What you have to do: Filter the records down to the lines that hold the word "module", and copy each of those lines.

(Source material)

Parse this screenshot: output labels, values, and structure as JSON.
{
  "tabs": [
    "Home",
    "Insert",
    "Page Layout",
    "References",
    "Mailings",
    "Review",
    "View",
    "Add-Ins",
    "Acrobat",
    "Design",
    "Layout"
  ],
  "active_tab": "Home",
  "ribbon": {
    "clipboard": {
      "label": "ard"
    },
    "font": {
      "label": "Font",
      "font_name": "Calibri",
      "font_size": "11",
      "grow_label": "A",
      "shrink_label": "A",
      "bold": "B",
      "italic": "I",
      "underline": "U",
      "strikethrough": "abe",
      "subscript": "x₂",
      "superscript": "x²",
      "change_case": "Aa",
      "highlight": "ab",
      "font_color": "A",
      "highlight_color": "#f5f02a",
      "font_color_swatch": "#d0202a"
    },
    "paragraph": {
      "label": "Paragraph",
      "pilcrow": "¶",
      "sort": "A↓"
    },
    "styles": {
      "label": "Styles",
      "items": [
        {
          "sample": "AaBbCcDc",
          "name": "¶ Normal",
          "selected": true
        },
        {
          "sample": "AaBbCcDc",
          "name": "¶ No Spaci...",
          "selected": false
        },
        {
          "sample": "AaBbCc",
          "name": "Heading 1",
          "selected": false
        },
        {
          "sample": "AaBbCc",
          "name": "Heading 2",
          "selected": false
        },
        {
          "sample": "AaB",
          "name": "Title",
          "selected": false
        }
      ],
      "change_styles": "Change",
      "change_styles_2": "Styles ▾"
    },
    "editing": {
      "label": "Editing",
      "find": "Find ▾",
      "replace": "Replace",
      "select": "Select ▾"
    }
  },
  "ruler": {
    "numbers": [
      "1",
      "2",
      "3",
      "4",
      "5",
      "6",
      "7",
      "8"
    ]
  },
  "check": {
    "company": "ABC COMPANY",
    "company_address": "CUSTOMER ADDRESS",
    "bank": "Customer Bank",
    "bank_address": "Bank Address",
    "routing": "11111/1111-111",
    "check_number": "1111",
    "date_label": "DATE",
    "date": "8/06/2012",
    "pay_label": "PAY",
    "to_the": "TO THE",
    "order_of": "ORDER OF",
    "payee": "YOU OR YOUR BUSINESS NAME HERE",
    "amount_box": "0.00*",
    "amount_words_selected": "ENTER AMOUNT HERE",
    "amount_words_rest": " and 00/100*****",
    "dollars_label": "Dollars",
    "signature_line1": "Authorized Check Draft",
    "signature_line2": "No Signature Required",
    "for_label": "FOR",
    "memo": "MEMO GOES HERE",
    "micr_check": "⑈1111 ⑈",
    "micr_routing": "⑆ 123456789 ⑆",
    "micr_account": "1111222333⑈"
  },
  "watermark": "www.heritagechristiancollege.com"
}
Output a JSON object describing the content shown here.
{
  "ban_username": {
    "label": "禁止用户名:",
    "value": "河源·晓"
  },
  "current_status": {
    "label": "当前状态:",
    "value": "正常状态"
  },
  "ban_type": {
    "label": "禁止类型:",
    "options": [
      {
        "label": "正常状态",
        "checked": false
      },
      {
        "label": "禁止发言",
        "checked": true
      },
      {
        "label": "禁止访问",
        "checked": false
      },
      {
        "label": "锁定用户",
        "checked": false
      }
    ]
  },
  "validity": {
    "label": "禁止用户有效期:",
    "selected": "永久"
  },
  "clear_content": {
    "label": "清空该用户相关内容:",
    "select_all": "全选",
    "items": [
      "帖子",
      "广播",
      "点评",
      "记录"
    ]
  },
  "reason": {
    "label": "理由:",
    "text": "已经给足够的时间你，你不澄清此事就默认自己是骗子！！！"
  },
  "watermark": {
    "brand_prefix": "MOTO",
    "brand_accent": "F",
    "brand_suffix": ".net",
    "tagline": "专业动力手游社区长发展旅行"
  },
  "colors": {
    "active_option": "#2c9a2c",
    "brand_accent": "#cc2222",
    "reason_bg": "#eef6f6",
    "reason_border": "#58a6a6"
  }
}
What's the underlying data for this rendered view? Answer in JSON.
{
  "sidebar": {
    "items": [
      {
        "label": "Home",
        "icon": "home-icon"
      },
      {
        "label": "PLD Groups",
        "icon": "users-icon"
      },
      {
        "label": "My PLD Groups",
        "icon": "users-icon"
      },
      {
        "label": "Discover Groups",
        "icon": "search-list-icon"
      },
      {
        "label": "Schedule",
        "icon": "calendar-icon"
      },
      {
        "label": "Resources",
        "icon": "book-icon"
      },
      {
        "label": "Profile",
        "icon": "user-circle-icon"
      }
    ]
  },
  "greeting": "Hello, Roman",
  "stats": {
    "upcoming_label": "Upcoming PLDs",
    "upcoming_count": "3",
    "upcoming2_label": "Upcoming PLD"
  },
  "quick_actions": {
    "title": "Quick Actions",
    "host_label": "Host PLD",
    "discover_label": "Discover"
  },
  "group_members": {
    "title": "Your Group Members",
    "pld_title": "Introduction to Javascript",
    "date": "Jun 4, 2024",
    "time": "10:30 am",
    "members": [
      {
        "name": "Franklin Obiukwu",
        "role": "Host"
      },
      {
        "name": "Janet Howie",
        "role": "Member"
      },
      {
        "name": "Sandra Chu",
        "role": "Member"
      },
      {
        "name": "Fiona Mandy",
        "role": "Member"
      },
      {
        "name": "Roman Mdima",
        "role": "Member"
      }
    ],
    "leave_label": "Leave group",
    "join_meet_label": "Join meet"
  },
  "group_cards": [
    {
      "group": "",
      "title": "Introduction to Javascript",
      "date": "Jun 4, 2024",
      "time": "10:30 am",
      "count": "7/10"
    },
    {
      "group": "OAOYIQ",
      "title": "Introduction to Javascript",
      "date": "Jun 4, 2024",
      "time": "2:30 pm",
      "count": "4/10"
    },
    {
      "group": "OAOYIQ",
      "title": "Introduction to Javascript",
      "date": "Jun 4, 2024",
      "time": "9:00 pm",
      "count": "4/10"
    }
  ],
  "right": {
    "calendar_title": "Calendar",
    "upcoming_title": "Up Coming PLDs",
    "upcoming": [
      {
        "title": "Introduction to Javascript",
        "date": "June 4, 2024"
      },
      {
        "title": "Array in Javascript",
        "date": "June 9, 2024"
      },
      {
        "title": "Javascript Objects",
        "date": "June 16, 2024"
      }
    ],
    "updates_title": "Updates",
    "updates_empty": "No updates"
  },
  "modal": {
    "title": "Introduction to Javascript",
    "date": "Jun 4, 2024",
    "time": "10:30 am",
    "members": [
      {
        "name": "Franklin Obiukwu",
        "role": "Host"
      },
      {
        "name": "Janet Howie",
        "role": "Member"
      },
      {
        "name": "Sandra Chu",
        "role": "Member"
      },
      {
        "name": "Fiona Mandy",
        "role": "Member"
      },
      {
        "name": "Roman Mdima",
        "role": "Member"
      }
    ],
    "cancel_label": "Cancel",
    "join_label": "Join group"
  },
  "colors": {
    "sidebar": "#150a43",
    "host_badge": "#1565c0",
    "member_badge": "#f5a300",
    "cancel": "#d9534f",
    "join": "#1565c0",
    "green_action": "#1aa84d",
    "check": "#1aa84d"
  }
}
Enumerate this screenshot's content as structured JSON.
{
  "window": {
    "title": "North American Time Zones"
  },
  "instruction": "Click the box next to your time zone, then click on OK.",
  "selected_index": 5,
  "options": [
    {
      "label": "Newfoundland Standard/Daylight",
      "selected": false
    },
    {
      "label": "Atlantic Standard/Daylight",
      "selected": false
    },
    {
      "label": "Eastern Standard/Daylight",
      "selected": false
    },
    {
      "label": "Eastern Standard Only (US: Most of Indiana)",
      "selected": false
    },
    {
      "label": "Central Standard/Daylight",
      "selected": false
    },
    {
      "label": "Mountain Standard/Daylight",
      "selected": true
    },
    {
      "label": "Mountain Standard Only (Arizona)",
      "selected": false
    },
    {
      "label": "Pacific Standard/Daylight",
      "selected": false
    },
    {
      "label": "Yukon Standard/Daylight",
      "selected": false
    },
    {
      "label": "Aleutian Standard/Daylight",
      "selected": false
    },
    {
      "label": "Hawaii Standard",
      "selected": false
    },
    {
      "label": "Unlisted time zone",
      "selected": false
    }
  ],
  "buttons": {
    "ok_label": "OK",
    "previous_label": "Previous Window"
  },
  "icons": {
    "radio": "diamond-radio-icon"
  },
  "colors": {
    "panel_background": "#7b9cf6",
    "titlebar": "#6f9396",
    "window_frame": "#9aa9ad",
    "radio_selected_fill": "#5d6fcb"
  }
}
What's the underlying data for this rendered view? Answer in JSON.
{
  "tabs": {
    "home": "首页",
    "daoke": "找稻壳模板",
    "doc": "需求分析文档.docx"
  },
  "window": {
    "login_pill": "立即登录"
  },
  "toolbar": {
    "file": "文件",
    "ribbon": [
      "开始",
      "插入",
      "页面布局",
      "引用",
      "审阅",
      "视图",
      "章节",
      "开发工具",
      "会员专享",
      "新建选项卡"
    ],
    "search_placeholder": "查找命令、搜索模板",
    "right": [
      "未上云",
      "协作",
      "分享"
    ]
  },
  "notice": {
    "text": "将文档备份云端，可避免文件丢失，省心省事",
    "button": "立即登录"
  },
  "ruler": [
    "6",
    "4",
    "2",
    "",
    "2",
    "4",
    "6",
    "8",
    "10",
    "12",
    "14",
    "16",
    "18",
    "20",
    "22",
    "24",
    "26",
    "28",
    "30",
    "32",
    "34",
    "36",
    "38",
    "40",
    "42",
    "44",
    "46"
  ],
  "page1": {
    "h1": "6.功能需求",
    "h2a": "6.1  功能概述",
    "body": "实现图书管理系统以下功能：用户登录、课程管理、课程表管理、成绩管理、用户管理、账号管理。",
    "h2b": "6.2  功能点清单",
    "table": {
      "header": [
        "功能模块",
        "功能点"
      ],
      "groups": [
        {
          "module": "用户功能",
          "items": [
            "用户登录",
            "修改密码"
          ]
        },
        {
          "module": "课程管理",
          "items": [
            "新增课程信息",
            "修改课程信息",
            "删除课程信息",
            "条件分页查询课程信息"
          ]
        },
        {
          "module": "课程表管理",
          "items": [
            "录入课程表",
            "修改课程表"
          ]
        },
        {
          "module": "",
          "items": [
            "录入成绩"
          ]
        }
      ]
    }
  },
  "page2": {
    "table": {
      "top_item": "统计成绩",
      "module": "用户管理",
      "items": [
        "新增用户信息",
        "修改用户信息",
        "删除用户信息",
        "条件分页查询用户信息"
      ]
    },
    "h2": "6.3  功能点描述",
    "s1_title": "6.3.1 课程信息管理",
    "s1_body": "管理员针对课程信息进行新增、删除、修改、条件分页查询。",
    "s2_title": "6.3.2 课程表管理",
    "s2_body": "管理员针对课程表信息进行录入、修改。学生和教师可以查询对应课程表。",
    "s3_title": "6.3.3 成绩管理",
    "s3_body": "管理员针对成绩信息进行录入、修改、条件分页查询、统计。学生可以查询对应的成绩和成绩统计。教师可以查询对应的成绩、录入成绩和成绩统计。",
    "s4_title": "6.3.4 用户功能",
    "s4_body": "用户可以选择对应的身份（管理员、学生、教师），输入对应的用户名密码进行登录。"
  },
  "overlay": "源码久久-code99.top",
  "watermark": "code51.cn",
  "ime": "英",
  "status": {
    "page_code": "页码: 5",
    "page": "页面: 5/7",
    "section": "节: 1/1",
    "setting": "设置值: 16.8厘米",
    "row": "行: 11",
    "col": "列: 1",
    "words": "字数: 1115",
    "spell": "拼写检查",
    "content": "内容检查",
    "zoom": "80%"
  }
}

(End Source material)

Your solution:
          "module": "用户功能",
          "module": "课程管理",
          "module": "课程表管理",
          "module": "",
      "module": "用户管理",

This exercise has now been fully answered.